Problem
An exact reproduction of the records is required, with all pictures omitted.

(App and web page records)
* * * * *

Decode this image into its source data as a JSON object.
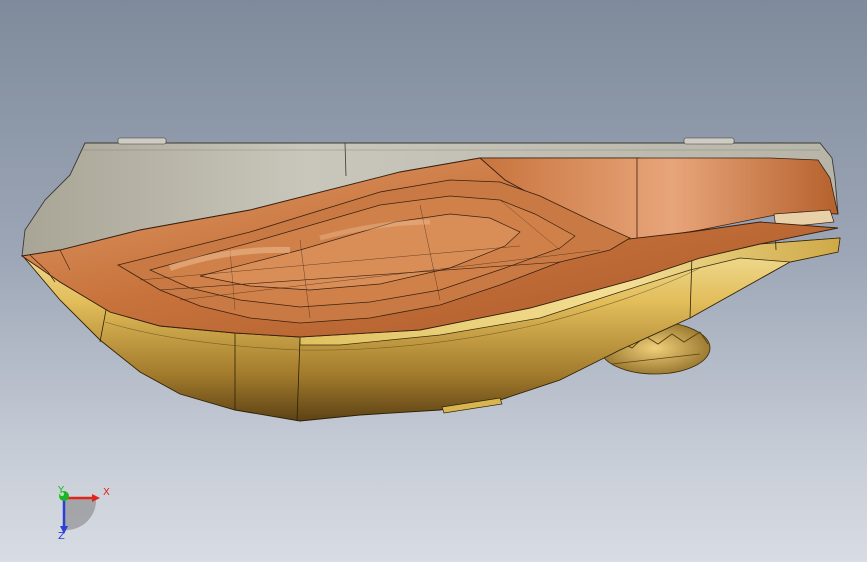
{
  "triad": {
    "x_label": "X",
    "y_label": "Y",
    "z_label": "Z",
    "x_color": "#e0261b",
    "y_color": "#1fb32a",
    "z_color": "#2a3fd6"
  },
  "model": {
    "shell_color": "#e8c25a",
    "interior_color": "#c8733c",
    "rim_color": "#bdbbb0"
  }
}
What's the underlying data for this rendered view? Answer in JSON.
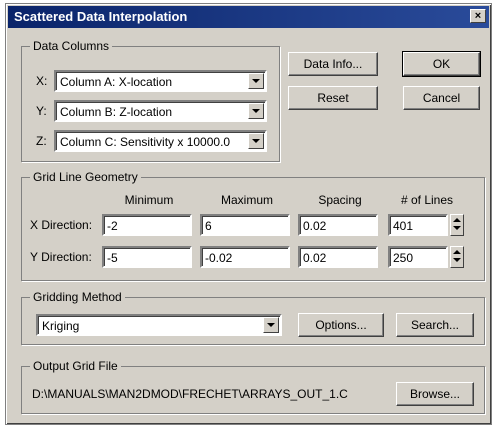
{
  "window": {
    "title": "Scattered Data Interpolation",
    "close_glyph": "×"
  },
  "data_columns": {
    "legend": "Data Columns",
    "x": {
      "label": "X:",
      "value": "Column A:  X-location"
    },
    "y": {
      "label": "Y:",
      "value": "Column B:  Z-location"
    },
    "z": {
      "label": "Z:",
      "value": "Column C:  Sensitivity x 10000.0"
    }
  },
  "buttons": {
    "data_info": "Data Info...",
    "ok": "OK",
    "reset": "Reset",
    "cancel": "Cancel",
    "options": "Options...",
    "search": "Search...",
    "browse": "Browse..."
  },
  "grid_line_geometry": {
    "legend": "Grid Line Geometry",
    "headers": {
      "minimum": "Minimum",
      "maximum": "Maximum",
      "spacing": "Spacing",
      "lines": "# of Lines"
    },
    "x": {
      "label": "X Direction:",
      "minimum": "-2",
      "maximum": "6",
      "spacing": "0.02",
      "lines": "401"
    },
    "y": {
      "label": "Y Direction:",
      "minimum": "-5",
      "maximum": "-0.02",
      "spacing": "0.02",
      "lines": "250"
    }
  },
  "gridding_method": {
    "legend": "Gridding Method",
    "value": "Kriging"
  },
  "output_grid_file": {
    "legend": "Output Grid File",
    "path": "D:\\MANUALS\\MAN2DMOD\\FRECHET\\ARRAYS_OUT_1.C"
  }
}
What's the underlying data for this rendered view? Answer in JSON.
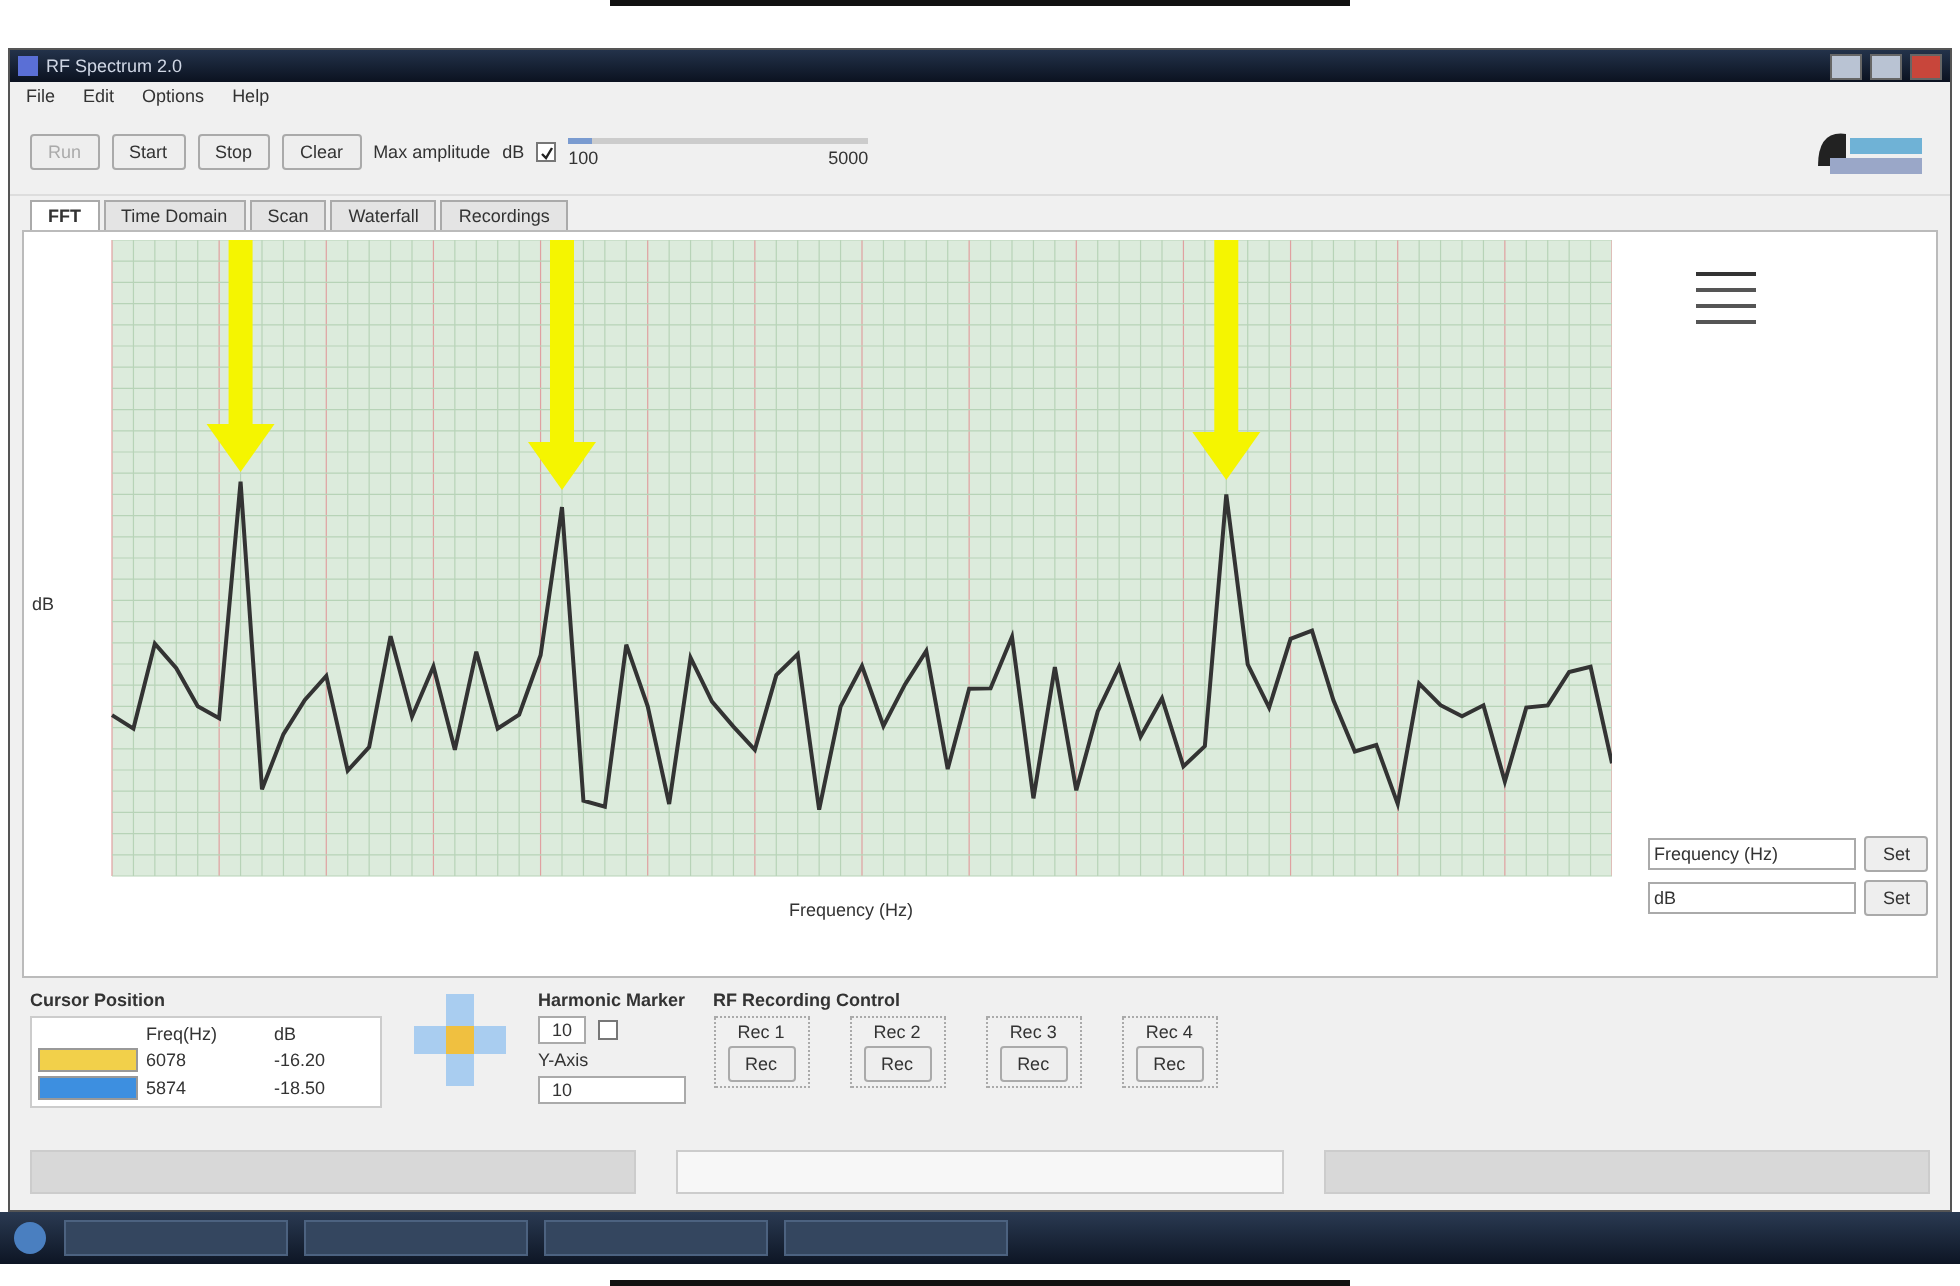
{
  "window": {
    "title": "RF Spectrum 2.0"
  },
  "menu": [
    "File",
    "Edit",
    "Options",
    "Help"
  ],
  "toolbar": {
    "buttons": [
      {
        "label": "Run",
        "disabled": true
      },
      {
        "label": "Start",
        "disabled": false
      },
      {
        "label": "Stop",
        "disabled": false
      },
      {
        "label": "Clear",
        "disabled": false
      }
    ],
    "caption": "Max amplitude",
    "unit": "dB",
    "checked": true,
    "slider": {
      "level": 0.08,
      "min": "100",
      "max": "5000"
    }
  },
  "tabs": [
    {
      "label": "FFT",
      "selected": true
    },
    {
      "label": "Time Domain",
      "selected": false
    },
    {
      "label": "Scan",
      "selected": false
    },
    {
      "label": "Waterfall",
      "selected": false
    },
    {
      "label": "Recordings",
      "selected": false
    }
  ],
  "chart": {
    "ylabel": "dB",
    "xlabel": "Frequency (Hz)"
  },
  "legend": [
    {
      "color": "#333333"
    },
    {
      "color": "#555555"
    },
    {
      "color": "#555555"
    },
    {
      "color": "#555555"
    }
  ],
  "side_fields": [
    {
      "value": "Frequency (Hz)",
      "button": "Set"
    },
    {
      "value": "dB",
      "button": "Set"
    }
  ],
  "cursor": {
    "title": "Cursor Position",
    "columns": [
      "Freq(Hz)",
      "dB"
    ],
    "rows": [
      {
        "color": "#f2d04a",
        "cells": [
          "6078",
          "-16.20"
        ]
      },
      {
        "color": "#3d8fe0",
        "cells": [
          "5874",
          "-18.50"
        ]
      }
    ]
  },
  "harmonic": {
    "title": "Harmonic Marker",
    "value": "10",
    "checked": false,
    "axis_label": "Y-Axis",
    "axis_value": "10"
  },
  "recording": {
    "title": "RF Recording Control",
    "groups": [
      {
        "label": "Rec 1",
        "button": "Rec"
      },
      {
        "label": "Rec 2",
        "button": "Rec"
      },
      {
        "label": "Rec 3",
        "button": "Rec"
      },
      {
        "label": "Rec 4",
        "button": "Rec"
      }
    ]
  }
}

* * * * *

Response to the exercise
Decode this image into its source data as a JSON object.
{
  "triad": {
    "x_label": "X",
    "y_label": "Y",
    "z_label": "Z",
    "x_color": "#e0261b",
    "y_color": "#1fb32a",
    "z_color": "#2a3fd6"
  },
  "model": {
    "shell_color": "#e8c25a",
    "interior_color": "#c8733c",
    "rim_color": "#bdbbb0"
  }
}
What's the underlying data for this rendered view? Answer in JSON.
{
  "window": {
    "title": "Scattered Data Interpolation",
    "close_glyph": "×"
  },
  "data_columns": {
    "legend": "Data Columns",
    "x": {
      "label": "X:",
      "value": "Column A:  X-location"
    },
    "y": {
      "label": "Y:",
      "value": "Column B:  Z-location"
    },
    "z": {
      "label": "Z:",
      "value": "Column C:  Sensitivity x 10000.0"
    }
  },
  "buttons": {
    "data_info": "Data Info...",
    "ok": "OK",
    "reset": "Reset",
    "cancel": "Cancel",
    "options": "Options...",
    "search": "Search...",
    "browse": "Browse..."
  },
  "grid_line_geometry": {
    "legend": "Grid Line Geometry",
    "headers": {
      "minimum": "Minimum",
      "maximum": "Maximum",
      "spacing": "Spacing",
      "lines": "# of Lines"
    },
    "x": {
      "label": "X Direction:",
      "minimum": "-2",
      "maximum": "6",
      "spacing": "0.02",
      "lines": "401"
    },
    "y": {
      "label": "Y Direction:",
      "minimum": "-5",
      "maximum": "-0.02",
      "spacing": "0.02",
      "lines": "250"
    }
  },
  "gridding_method": {
    "legend": "Gridding Method",
    "value": "Kriging"
  },
  "output_grid_file": {
    "legend": "Output Grid File",
    "path": "D:\\MANUALS\\MAN2DMOD\\FRECHET\\ARRAYS_OUT_1.C"
  }
}
What's the underlying data for this rendered view? Answer in JSON.
{
  "window": {
    "title": "RF Spectrum 2.0"
  },
  "menu": [
    "File",
    "Edit",
    "Options",
    "Help"
  ],
  "toolbar": {
    "buttons": [
      {
        "label": "Run",
        "disabled": true
      },
      {
        "label": "Start",
        "disabled": false
      },
      {
        "label": "Stop",
        "disabled": false
      },
      {
        "label": "Clear",
        "disabled": false
      }
    ],
    "caption": "Max amplitude",
    "unit": "dB",
    "checked": true,
    "slider": {
      "level": 0.08,
      "min": "100",
      "max": "5000"
    }
  },
  "tabs": [
    {
      "label": "FFT",
      "selected": true
    },
    {
      "label": "Time Domain",
      "selected": false
    },
    {
      "label": "Scan",
      "selected": false
    },
    {
      "label": "Waterfall",
      "selected": false
    },
    {
      "label": "Recordings",
      "selected": false
    }
  ],
  "chart": {
    "ylabel": "dB",
    "xlabel": "Frequency (Hz)"
  },
  "legend": [
    {
      "color": "#333333"
    },
    {
      "color": "#555555"
    },
    {
      "color": "#555555"
    },
    {
      "color": "#555555"
    }
  ],
  "side_fields": [
    {
      "value": "Frequency (Hz)",
      "button": "Set"
    },
    {
      "value": "dB",
      "button": "Set"
    }
  ],
  "cursor": {
    "title": "Cursor Position",
    "columns": [
      "Freq(Hz)",
      "dB"
    ],
    "rows": [
      {
        "color": "#f2d04a",
        "cells": [
          "6078",
          "-16.20"
        ]
      },
      {
        "color": "#3d8fe0",
        "cells": [
          "5874",
          "-18.50"
        ]
      }
    ]
  },
  "harmonic": {
    "title": "Harmonic Marker",
    "value": "10",
    "checked": false,
    "axis_label": "Y-Axis",
    "axis_value": "10"
  },
  "recording": {
    "title": "RF Recording Control",
    "groups": [
      {
        "label": "Rec 1",
        "button": "Rec"
      },
      {
        "label": "Rec 2",
        "button": "Rec"
      },
      {
        "label": "Rec 3",
        "button": "Rec"
      },
      {
        "label": "Rec 4",
        "button": "Rec"
      }
    ]
  }
}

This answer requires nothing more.